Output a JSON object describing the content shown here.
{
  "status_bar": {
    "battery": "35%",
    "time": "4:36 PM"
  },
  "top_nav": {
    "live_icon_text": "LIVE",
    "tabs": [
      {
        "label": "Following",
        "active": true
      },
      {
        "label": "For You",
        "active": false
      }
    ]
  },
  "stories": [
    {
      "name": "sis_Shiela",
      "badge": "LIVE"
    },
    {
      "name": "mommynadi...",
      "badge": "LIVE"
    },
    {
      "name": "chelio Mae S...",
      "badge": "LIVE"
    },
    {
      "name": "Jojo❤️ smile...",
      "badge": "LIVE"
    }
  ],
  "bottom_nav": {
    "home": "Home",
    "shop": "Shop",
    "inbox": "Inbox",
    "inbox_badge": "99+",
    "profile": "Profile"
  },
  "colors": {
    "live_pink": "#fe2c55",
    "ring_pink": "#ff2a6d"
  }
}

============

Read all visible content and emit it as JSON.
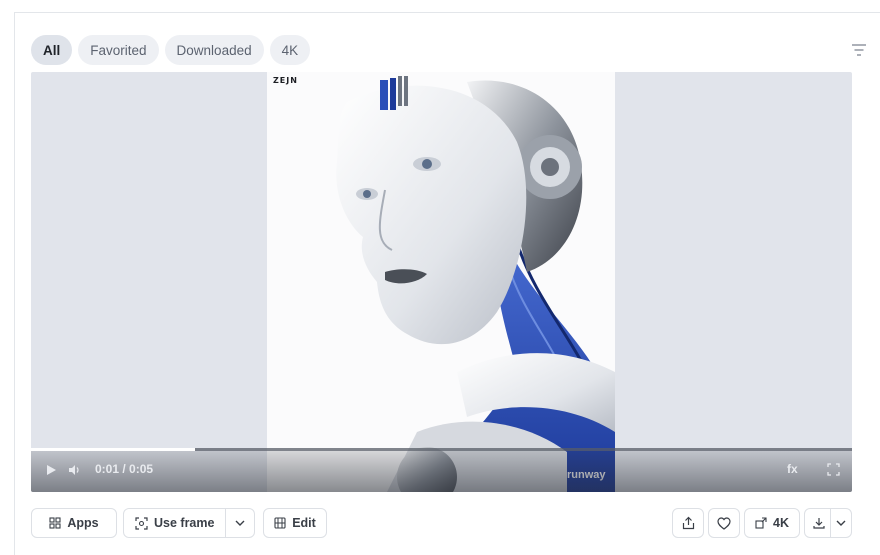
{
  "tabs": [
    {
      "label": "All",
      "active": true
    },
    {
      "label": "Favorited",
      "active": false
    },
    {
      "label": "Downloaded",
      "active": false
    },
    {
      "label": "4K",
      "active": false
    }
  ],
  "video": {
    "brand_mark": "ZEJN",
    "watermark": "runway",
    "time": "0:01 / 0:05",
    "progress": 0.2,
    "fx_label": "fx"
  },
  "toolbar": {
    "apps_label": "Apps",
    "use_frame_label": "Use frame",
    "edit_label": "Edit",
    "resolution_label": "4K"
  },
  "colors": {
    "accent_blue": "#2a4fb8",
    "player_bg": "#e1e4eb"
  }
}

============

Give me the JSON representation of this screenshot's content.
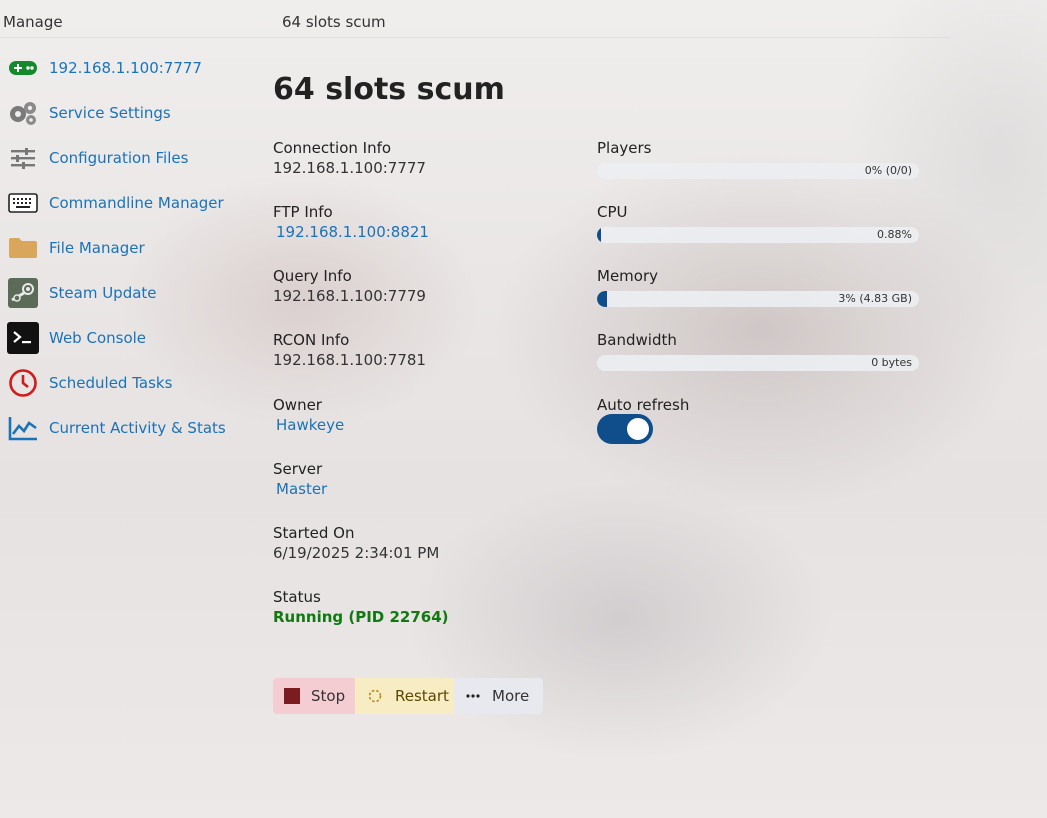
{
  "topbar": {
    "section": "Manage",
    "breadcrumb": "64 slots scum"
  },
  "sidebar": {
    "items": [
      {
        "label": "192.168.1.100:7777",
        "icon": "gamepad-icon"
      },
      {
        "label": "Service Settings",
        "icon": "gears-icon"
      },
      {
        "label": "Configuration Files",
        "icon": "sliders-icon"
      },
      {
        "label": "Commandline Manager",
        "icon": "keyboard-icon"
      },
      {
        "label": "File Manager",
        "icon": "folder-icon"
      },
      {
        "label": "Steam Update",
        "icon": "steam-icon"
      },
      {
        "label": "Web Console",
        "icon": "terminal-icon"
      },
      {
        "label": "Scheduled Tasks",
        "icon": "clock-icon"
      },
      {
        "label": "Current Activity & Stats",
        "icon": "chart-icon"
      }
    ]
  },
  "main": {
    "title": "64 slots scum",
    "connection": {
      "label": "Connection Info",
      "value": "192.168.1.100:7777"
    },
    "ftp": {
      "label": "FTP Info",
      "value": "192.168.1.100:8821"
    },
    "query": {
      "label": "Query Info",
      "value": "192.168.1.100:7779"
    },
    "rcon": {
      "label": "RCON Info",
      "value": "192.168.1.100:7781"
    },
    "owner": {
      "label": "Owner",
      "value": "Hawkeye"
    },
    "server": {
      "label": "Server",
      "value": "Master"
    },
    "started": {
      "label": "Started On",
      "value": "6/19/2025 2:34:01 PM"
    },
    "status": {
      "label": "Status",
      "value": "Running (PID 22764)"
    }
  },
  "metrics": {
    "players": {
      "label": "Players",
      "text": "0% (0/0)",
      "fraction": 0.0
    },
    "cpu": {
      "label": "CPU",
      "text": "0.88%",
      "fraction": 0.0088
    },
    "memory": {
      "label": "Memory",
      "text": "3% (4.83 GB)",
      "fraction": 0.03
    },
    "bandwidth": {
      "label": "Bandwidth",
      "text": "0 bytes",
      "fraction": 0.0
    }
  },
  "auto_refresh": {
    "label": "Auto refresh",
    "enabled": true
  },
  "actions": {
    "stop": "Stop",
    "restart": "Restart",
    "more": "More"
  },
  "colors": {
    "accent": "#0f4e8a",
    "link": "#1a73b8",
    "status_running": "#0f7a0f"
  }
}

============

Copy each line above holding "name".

      "name": "sis_Shiela",
      "name": "mommynadi...",
      "name": "chelio Mae S...",
      "name": "Jojo❤️ smile...",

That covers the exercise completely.